Today, lotteries are a major source of revenue for many governments and private corporations in the United States and other countries. In fiscal year 2003, Americans wagered more than $44 billion in lottery games.

In the United States, most lotteries are operated by state or local government agencies. Across the country, there are 37 state-operated lottery systems and more than 40 regional and private organizations.

A lottery has three basic elements: a means of recording identities, a pool or collection of tickets and their counterfoils, and a drawing procedure. The first element is the means of recording identities, which may be in the form of a computer-generated code on each ticket or an ink-jet printed number that is written directly onto the ticket.

The second element of a lottery is the pool or collection of tickets and their counterfoils, which are then mixed to produce random numbers that can be drawn in order to determine winners. This is a randomizing process that ensures that the prize allocation is not based on chance alone but on a balance between a few large prizes and many smaller ones.

Choosing the size and frequency of the prizes is a difficult decision for a lottery organization, as potential bettors will be attracted to those with large or relatively large amounts, but they must also balance this against the costs of organizing the game. In some countries, lottery companies prefer to offer a fixed number and amount of prizes regardless of the amount of tickets sold; these games are called fixed-payout games.
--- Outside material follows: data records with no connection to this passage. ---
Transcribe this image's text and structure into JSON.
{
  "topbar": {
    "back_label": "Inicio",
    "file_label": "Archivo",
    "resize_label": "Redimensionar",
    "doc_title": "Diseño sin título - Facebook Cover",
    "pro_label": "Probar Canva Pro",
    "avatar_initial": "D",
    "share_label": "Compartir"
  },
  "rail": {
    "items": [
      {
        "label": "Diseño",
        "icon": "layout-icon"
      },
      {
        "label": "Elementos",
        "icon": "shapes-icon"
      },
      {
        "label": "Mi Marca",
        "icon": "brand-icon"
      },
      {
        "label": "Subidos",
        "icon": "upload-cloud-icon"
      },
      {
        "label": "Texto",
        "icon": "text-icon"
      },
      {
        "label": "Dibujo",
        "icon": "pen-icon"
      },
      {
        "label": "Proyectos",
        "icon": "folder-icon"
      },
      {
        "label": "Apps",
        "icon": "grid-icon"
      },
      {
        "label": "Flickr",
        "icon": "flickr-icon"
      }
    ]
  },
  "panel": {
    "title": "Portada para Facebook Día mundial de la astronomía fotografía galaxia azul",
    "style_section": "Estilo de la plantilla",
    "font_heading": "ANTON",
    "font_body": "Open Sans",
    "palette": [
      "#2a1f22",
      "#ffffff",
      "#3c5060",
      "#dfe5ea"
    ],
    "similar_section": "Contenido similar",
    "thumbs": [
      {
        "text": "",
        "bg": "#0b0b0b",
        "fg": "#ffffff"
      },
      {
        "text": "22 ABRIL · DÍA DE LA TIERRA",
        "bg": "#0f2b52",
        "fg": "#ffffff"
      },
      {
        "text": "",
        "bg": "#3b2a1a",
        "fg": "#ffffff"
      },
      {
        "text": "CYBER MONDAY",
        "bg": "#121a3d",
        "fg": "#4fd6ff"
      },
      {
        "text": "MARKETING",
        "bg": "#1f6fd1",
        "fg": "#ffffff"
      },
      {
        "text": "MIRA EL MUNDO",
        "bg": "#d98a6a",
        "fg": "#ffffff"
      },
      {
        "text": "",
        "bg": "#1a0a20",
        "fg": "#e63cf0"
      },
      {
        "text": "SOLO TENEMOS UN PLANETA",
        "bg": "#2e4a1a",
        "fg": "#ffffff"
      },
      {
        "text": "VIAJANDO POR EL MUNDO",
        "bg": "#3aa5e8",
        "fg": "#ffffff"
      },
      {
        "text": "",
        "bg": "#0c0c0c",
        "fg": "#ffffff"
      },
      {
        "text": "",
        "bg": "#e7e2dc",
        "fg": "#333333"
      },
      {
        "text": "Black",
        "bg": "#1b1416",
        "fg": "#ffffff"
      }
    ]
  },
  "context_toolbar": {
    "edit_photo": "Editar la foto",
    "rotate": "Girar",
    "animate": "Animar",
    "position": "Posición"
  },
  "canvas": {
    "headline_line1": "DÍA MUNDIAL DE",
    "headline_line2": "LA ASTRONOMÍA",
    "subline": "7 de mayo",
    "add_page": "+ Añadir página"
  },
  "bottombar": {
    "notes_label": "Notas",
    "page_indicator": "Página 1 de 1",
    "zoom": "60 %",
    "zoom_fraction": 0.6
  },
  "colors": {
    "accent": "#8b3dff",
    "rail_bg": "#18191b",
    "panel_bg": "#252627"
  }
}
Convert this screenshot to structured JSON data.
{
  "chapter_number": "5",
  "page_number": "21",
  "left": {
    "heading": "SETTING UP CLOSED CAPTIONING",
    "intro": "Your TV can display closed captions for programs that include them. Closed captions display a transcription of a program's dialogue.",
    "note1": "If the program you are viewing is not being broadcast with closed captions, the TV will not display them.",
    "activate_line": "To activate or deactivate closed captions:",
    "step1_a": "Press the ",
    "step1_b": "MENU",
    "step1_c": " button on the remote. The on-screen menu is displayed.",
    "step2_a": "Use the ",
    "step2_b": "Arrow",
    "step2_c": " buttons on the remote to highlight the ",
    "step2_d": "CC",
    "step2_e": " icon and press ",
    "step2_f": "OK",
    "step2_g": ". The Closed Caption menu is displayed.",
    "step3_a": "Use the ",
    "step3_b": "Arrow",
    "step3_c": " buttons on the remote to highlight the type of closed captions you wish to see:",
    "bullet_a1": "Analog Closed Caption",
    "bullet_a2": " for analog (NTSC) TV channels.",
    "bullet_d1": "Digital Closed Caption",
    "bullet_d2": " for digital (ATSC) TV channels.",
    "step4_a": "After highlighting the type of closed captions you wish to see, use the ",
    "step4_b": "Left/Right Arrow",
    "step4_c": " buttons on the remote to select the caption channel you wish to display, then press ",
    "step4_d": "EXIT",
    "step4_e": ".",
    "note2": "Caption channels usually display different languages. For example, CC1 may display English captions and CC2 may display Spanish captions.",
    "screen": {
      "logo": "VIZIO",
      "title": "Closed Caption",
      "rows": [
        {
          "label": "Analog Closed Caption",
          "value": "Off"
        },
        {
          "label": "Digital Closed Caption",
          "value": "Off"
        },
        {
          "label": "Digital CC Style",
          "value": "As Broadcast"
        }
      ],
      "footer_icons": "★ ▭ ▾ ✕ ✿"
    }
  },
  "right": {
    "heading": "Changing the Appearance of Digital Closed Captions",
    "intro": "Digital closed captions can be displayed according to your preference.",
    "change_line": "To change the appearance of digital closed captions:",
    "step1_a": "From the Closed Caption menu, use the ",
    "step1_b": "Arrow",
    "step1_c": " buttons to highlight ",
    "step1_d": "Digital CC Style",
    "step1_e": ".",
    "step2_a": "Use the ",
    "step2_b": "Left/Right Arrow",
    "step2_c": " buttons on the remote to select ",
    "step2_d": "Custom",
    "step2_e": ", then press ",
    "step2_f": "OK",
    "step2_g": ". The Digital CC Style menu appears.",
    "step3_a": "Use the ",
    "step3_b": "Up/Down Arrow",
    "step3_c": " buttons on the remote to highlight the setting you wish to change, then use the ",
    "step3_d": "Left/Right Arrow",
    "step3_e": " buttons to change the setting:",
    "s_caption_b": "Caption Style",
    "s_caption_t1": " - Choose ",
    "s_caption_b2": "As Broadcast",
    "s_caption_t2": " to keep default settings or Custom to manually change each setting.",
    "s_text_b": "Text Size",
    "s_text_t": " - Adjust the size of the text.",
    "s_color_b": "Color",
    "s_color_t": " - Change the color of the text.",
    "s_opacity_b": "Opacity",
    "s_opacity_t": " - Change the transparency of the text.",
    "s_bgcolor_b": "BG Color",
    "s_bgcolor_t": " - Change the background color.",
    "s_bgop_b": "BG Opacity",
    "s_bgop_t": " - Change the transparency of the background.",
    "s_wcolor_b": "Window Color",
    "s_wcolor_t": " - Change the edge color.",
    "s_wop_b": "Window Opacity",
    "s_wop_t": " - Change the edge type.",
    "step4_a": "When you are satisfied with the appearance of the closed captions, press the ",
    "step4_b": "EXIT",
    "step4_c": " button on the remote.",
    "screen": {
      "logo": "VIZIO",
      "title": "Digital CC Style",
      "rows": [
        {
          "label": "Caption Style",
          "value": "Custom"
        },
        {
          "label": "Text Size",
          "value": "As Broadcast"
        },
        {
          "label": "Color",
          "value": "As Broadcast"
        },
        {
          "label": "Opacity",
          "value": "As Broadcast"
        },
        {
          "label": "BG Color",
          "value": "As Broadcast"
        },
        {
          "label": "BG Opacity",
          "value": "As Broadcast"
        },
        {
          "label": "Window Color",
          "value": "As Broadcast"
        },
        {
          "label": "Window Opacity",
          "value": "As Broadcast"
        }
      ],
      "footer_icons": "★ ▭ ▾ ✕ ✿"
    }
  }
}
These rules are designed to maximize profits for the lottery sponsor and minimize risks for the bettor. They include a variety of factors, such as the probability that a single number will be selected, the odds of winning multiple prizes, and the ability to deduct or withhold certain expenses from the pool.